started to prepare it for the night, looking We had to start
before the end of nautical twilight because the object would set
behind the shelter soon. We did 30 images of 30s each and stacked
with Astrometrica in sets of 10 images to get three measurements.
Motion could not be seen visually but the numbers showed it moving
and in the right direction. So I decided we should report these
three data points instead of stacking all 30 images to get one
data point. One data point would have been better (better SNR etc.)
but I know the MPC folks and their pretentions

As a result of all of this the provisional designation of the
object was assigned to our 2003 images, but Brown's group received
credit through several means. It is evident that they spotted it
first, but did not report it to the MPC so the provisional
designation came to our images.

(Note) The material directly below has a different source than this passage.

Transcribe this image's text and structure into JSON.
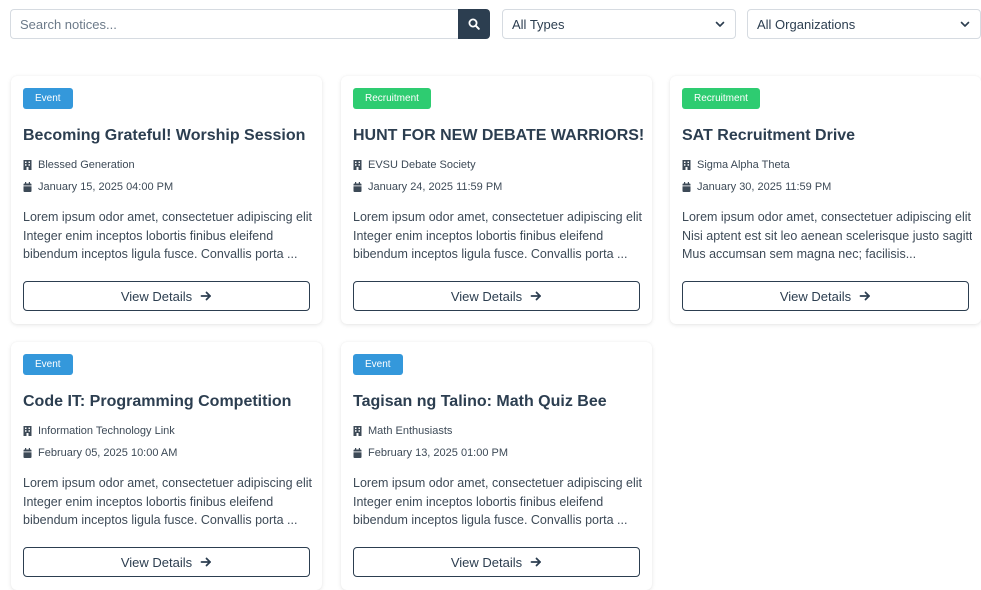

We have been studying physical properties of large Trans Neptunian
Objects for several years and have published more than 10 scientific
peer-reviewed papers on them, so we are driven by purely scientific
goals here. We conduct also our own survey since late 2002 in order
to find a few very large TNOs and report them to the astronomical
community as soon as we find and confirm them because we believe that
international scientists working together, collaborating and sharing
resources can boost science progress and do the best possible job.
In other words, our survey is not only to feed our work, but also to
provide the scientific community with objects that can soon be
studied by the international community with all its man and
technology power.

Jose L. Ortiz

Friday, September 09, 2005

potassium part 2

Sure enough, as I suspected in my previous post, taking the potassium chloride out of the container brought the count rate up 50% to 120 microrads/hr. I celebrated by tasting it, confident in my body's metabolic control over potassium. It was salty.

Thursday, September 08, 2005


Brown, Trujillo and Rabinowitz have submitted a paper to ApJ Letters for it:

2003 EL61: bulgy or salt and pepper?

The TNO object first reported by the Ortiz et al now has a light curve that either has it spinning every fast and non-spherical or covered in spots a la Pluto.

New Scientist has the press release.

Wednesday, September 07, 2005

Division for Planetary Sciences meeting

The DPS of the American Astronomical Society is meeting with the Royal Astronomical Society (alas, not that RAS) in Cambridge this week. This is the meeting where Michael Brown, Trujillo, et al at Keck are announcing their big TNOs. Will we find out the proposed name for 2003 UB313 and 2003 EL61 and it's satellite?

Tuesday, September 06, 2005

Radioactive potassium

A store-bought container of potassium chloride, aka Salt Substitute, contains enough of the naturally occurring potassium-40 isotope ( 0.0117% abundance per the CRC, page 4-24) to produce 5.5x the amount of background radiation when placed on a geiger counter, with the container intact. The rate would have been higher if I had taken the salt out of the container, as the metal base shields some percentage of the 1.31MeV(max) beta electrons.

Paul Frame at Oak Ridge has a great site about radioactive consumer products at
and see the potassium info page at